═══ Input data ═══

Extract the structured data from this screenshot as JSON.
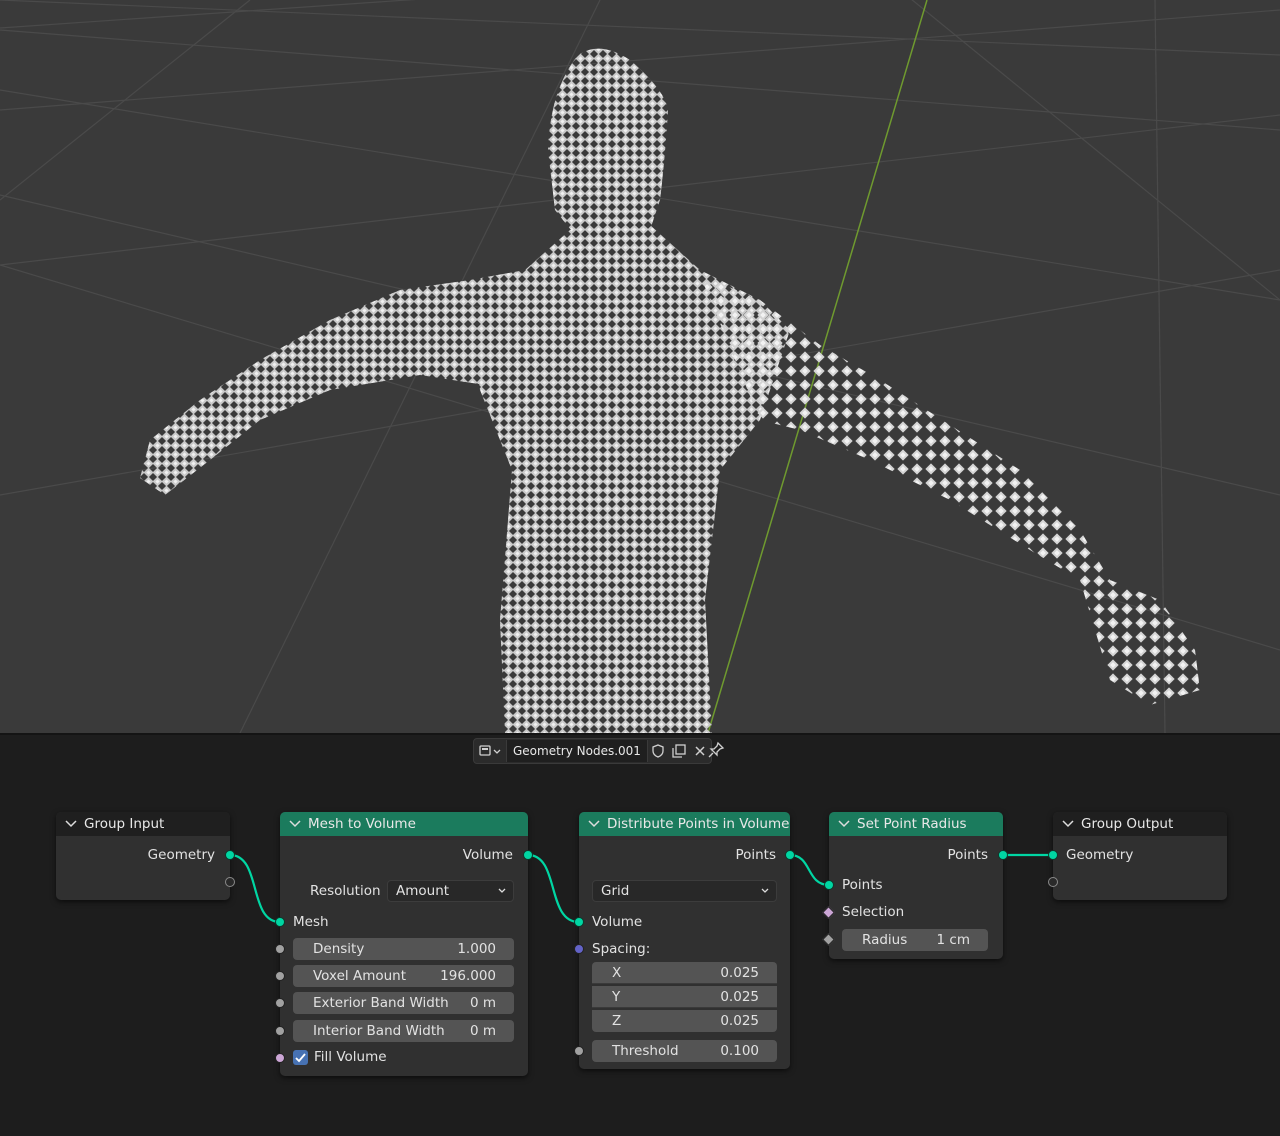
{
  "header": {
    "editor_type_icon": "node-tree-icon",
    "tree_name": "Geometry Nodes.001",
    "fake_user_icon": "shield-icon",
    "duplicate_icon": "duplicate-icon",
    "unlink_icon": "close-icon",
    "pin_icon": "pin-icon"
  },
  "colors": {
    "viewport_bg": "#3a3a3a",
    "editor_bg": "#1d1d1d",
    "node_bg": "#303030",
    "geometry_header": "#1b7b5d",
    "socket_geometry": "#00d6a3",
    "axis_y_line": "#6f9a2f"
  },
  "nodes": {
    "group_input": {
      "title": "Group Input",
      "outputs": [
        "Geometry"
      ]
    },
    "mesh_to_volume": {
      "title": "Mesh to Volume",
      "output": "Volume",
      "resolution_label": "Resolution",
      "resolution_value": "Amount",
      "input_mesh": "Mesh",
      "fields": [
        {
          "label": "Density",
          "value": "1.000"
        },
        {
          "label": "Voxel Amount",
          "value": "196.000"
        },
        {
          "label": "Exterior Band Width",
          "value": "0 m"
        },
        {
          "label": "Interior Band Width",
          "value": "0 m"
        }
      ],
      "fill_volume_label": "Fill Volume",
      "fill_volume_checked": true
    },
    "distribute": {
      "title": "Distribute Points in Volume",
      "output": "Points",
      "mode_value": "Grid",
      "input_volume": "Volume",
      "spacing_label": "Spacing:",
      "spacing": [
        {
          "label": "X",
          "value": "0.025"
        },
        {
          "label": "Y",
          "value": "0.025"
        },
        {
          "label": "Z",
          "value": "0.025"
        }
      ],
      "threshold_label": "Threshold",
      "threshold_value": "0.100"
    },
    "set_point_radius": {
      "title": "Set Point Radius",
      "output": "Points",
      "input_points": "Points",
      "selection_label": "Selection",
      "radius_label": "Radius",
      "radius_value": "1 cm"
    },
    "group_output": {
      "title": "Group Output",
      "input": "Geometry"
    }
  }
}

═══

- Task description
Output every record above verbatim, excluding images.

- Response to this exercise
Extract the structured data from this screenshot as JSON.
{
  "header": {
    "editor_type_icon": "node-tree-icon",
    "tree_name": "Geometry Nodes.001",
    "fake_user_icon": "shield-icon",
    "duplicate_icon": "duplicate-icon",
    "unlink_icon": "close-icon",
    "pin_icon": "pin-icon"
  },
  "colors": {
    "viewport_bg": "#3a3a3a",
    "editor_bg": "#1d1d1d",
    "node_bg": "#303030",
    "geometry_header": "#1b7b5d",
    "socket_geometry": "#00d6a3",
    "axis_y_line": "#6f9a2f"
  },
  "nodes": {
    "group_input": {
      "title": "Group Input",
      "outputs": [
        "Geometry"
      ]
    },
    "mesh_to_volume": {
      "title": "Mesh to Volume",
      "output": "Volume",
      "resolution_label": "Resolution",
      "resolution_value": "Amount",
      "input_mesh": "Mesh",
      "fields": [
        {
          "label": "Density",
          "value": "1.000"
        },
        {
          "label": "Voxel Amount",
          "value": "196.000"
        },
        {
          "label": "Exterior Band Width",
          "value": "0 m"
        },
        {
          "label": "Interior Band Width",
          "value": "0 m"
        }
      ],
      "fill_volume_label": "Fill Volume",
      "fill_volume_checked": true
    },
    "distribute": {
      "title": "Distribute Points in Volume",
      "output": "Points",
      "mode_value": "Grid",
      "input_volume": "Volume",
      "spacing_label": "Spacing:",
      "spacing": [
        {
          "label": "X",
          "value": "0.025"
        },
        {
          "label": "Y",
          "value": "0.025"
        },
        {
          "label": "Z",
          "value": "0.025"
        }
      ],
      "threshold_label": "Threshold",
      "threshold_value": "0.100"
    },
    "set_point_radius": {
      "title": "Set Point Radius",
      "output": "Points",
      "input_points": "Points",
      "selection_label": "Selection",
      "radius_label": "Radius",
      "radius_value": "1 cm"
    },
    "group_output": {
      "title": "Group Output",
      "input": "Geometry"
    }
  }
}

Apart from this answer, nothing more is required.